The fat oxidation rate obtained at the end of each step of the test permitted us to construct a curve of fat oxidation vs exercise intensity for each individual. The curve was used in determining energy fat oxidation levels at 0%, 20%, 30%, 40%, 50% and 60% of V.o2peak.
The maximal fat oxidation rate point is the power at which the increase in lipid oxidation induced by increasing workload reaches a maximum (Fat max).
Data were analysed using SAS/STATS software. Values are given as mean (SE). Unpaired Student t tests were used to compare anthropometric characteristics. Significant differences between fat oxidation rates were determined using factorial ANOVA. Post hoc comparisons were made using the Sheffe test for significant differences. The level of significance was set at p<0.05.
The characteristics of the study subjects are shown in table 1. Mean V.o2peak values were significantly different between obese and lean boys (29.5 (5.34) ml/kg/min and 44.3 (2.31) ml/kg/min, respectively; p<0.05).
Fat oxidation rate during exercise
Figure 1 shows the fat oxidation rates expressed according to FFM (mg/min/FFM). In this instance, lean subjects used more fat than obese subjects during exercise at 40%, 50% and 60% of V.o2peak.
Fat max occurred at a lower level of V.o2peak in obese subjects than in lean subjects (47.4% (1.26%) vs 54.8% (1.03%), p<0.05). Fat max was also lower in obese subjects than in lean subjects (6.53 mg/min/FFM vs 8.23 mg/min/FFM, p<0.05).
The main result of this study suggests that pubertal obese boys have lower fat oxidation rates at 40%, 50% and 60% of V.o2peak than lean boys when FFM is considered. No significant differences were found at 20% and 30% of V.o2peak.
What is already known on this topic
Fat oxidation rates have been studied during exercise in lean and obese children but using different protocols.
Training at the maximum rate of fat oxidation (Fat max) increases fat utilisation during exercise.
Fat max occurs at a significantly higher percentage of V.o2peak in lean pubertal boys than in obese pubertal boys.
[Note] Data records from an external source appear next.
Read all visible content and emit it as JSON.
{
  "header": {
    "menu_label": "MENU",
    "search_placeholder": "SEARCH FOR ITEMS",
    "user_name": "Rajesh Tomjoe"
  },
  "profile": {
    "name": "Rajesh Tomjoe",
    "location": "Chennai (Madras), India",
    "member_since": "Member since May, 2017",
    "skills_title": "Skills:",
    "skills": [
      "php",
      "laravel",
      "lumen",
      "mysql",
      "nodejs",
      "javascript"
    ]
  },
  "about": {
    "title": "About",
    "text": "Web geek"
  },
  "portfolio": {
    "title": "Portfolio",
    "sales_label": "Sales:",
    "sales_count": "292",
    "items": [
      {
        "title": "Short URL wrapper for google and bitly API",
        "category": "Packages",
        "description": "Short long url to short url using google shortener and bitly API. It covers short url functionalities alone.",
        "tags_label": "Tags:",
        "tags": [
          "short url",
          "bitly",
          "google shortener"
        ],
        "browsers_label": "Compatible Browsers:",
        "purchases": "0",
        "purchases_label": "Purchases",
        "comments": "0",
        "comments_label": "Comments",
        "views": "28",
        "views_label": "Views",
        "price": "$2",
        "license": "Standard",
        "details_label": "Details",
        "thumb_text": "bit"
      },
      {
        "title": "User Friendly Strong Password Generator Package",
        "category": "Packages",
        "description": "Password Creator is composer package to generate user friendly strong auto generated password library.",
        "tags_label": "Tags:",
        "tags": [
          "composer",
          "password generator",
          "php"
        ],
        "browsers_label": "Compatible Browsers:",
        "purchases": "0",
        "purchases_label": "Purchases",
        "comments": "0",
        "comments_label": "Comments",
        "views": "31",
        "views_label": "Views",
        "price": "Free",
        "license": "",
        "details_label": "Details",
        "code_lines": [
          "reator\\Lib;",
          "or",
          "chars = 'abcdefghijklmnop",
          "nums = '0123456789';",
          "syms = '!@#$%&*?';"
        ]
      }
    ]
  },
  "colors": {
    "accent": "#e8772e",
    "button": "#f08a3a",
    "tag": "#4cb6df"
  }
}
The results of this study agree with those of Riddell et al4 and Brandou et al.5 Riddell et al showed that, in healthy boys aged 11–12 years, Fat max occurs at 56% of V.o2peak and the fat oxidation rate is 8.18 mg/min/FFM. Brandou et al5 found that Fat max occurred at 50% of maximal aerobic power in prepubertal obese boys (6.94 mg/min/FFM) and at 47% of theoretical maximal aerobic power in postpubertal obese boys (5.43 mg/min/FFM).
What this study adds
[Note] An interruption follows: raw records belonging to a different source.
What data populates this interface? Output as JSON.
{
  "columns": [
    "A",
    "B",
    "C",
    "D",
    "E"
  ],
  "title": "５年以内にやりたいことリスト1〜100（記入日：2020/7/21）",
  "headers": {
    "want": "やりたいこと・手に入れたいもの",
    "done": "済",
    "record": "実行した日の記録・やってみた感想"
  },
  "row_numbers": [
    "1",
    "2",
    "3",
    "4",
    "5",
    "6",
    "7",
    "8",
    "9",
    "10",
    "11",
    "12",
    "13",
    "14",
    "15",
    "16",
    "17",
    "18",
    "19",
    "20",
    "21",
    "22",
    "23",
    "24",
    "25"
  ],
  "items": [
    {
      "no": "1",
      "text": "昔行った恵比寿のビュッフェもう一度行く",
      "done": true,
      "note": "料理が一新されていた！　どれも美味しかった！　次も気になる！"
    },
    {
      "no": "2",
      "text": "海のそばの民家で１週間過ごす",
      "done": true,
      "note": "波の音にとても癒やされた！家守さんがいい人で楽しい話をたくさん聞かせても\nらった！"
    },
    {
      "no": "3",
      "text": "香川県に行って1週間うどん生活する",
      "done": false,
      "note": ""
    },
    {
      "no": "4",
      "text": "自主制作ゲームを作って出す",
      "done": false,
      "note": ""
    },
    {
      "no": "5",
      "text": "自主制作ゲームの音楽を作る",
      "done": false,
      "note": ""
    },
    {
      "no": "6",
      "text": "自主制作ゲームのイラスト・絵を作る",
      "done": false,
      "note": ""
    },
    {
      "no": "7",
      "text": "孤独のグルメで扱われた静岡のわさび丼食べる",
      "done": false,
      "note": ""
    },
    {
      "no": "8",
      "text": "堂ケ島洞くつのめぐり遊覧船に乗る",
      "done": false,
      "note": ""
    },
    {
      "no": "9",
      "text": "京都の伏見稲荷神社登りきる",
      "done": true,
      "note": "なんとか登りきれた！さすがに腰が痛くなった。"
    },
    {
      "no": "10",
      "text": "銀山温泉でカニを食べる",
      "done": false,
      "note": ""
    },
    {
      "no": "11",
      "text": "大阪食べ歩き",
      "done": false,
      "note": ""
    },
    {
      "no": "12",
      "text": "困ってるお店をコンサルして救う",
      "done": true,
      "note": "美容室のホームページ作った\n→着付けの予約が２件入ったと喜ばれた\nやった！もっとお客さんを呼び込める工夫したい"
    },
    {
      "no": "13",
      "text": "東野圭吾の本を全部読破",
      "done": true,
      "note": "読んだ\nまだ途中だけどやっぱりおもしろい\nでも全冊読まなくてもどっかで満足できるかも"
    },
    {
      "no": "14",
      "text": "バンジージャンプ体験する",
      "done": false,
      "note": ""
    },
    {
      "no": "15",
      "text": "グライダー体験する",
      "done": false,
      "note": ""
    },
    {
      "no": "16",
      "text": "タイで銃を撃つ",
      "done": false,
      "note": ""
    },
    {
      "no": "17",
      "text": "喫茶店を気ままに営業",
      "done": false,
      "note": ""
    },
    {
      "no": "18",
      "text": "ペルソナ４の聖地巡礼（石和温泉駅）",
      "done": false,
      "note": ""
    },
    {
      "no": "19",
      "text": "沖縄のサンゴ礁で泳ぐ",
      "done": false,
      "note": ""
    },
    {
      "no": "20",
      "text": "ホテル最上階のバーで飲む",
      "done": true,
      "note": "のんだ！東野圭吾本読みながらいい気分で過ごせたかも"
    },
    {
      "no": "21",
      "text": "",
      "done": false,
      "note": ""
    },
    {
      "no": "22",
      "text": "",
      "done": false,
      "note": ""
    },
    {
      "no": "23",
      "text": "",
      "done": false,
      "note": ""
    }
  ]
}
Exercise intensity has to adapt to aerobic capacities of obese children.
An increase in daily activity levels in low intensity exercise will have the same effects in obese and healthy boys.
During exercise the fat oxidation rate in mg/min increases with FFM. However, in relative values which better express the effectiveness of FFM (qualitative aspect) to oxidise fat, a decrease in fat oxidation was observed in obese subjects.
Muscular modifications induced by obesity and being sedentary may partially explain the differences in fuel oxidation mechanisms. Muscle fibre type distribution is modified with obesity. Compared with lean subjects, obese subjects have a higher percentage of type II fibres (fast twitch fibres where carbohydrate oxidation predominates) and a lower percentage of type I fibres (oxidative slow twitch fibres where fat oxidation predominates).9 Changes observed in muscle fibre type distribution in relation to obesity could explain the decrease in fat oxidation rates in obese children. Others factors which may have a significant effect on the differences in fat oxidation rates in obese and lean subjects include hormonal changes during exercise, differences in fatty acid mobilisation and differences in activation of α2-adrenergic receptors.10
This study shows that obesity significantly alters muscle metabolic capacities to oxidise fat during moderate exercise (40–60% V.o2peak). Exercise intensity should be adapted to the metabolic capacities of children during weight management programmes and physical education classes. However, an increase in daily activity levels such as walking or cycling at low intensity exercise (20–30% V.o2peak) will have the same effect in obese and healthy boys.
Competing interests None.
Patient consent Parental consent obtained.